A lottery is a form of chance wherein people place a bet in order to win a prize. In most cases, this is money. The winner is chosen by drawing lots. The lotteries are established by state governments, and they are widely used around the world. They have grown to become a major source of revenue for many states. They are also a frequent source of controversy and debate. Some critics of the lottery argue that it is a form of regressive taxation, while others point out that it provides an opportunity for those who are unable or unwilling to seek employment.
One of the central elements of a lottery is a method for collecting and pooling all of the money staked as bets. In most cases, this is done by a hierarchy of sales agents who pass the money paid for tickets up through the organization until it has been banked. A second element of a lottery is the drawing itself, which is usually conducted by some mechanical means such as shaking or tossing. The winning ticket or symbols are then selected from this pool of tickets or counterfoils. Modern lotteries typically use computerized shuffling to ensure that the results are random.

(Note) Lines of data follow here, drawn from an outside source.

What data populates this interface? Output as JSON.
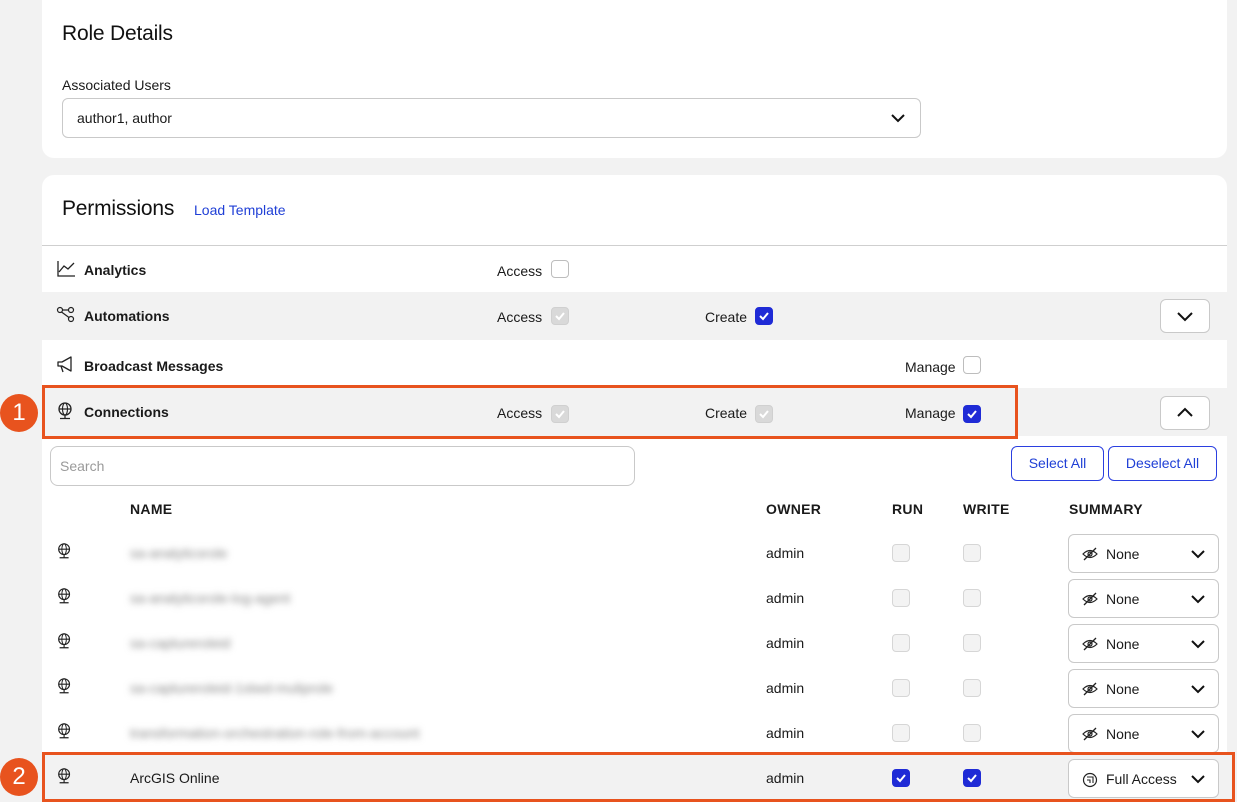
{
  "role_details": {
    "title": "Role Details",
    "associated_users_label": "Associated Users",
    "associated_users_value": "author1,  author"
  },
  "permissions": {
    "title": "Permissions",
    "load_template": "Load Template",
    "rows": [
      {
        "name": "Analytics",
        "icon": "chart-line-icon",
        "access_label": "Access"
      },
      {
        "name": "Automations",
        "icon": "workflow-icon",
        "access_label": "Access",
        "create_label": "Create"
      },
      {
        "name": "Broadcast Messages",
        "icon": "megaphone-icon",
        "manage_label": "Manage"
      },
      {
        "name": "Connections",
        "icon": "globe-icon",
        "access_label": "Access",
        "create_label": "Create",
        "manage_label": "Manage"
      }
    ]
  },
  "connections": {
    "search_placeholder": "Search",
    "select_all": "Select All",
    "deselect_all": "Deselect All",
    "columns": {
      "name": "NAME",
      "owner": "OWNER",
      "run": "RUN",
      "write": "WRITE",
      "summary": "SUMMARY"
    },
    "rows": [
      {
        "name": "sa-analyticsrole",
        "owner": "admin",
        "run": false,
        "write": false,
        "summary": "None",
        "blurred": true
      },
      {
        "name": "sa-analyticsrole-log-agent",
        "owner": "admin",
        "run": false,
        "write": false,
        "summary": "None",
        "blurred": true
      },
      {
        "name": "sa-captureroleid",
        "owner": "admin",
        "run": false,
        "write": false,
        "summary": "None",
        "blurred": true
      },
      {
        "name": "sa-captureroleid-1stwd-muliprole",
        "owner": "admin",
        "run": false,
        "write": false,
        "summary": "None",
        "blurred": true
      },
      {
        "name": "transformation-orchestration-role-from-account",
        "owner": "admin",
        "run": false,
        "write": false,
        "summary": "None",
        "blurred": true
      },
      {
        "name": "ArcGIS Online",
        "owner": "admin",
        "run": true,
        "write": true,
        "summary": "Full Access",
        "blurred": false
      }
    ]
  },
  "annotations": {
    "badge1": "1",
    "badge2": "2"
  },
  "colors": {
    "accent": "#1f2bd6",
    "highlight": "#e8531e",
    "link": "#1f3fd6"
  }
}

In the early days of the lottery, public opinion generally was favorable. Once the lottery became established, however, opinions began to shift and criticisms increased. These ranged from the problems of compulsive gamblers to the alleged regressive impact on low-income groups. This change in public perception was largely the result of a natural evolution of the lottery’s operations.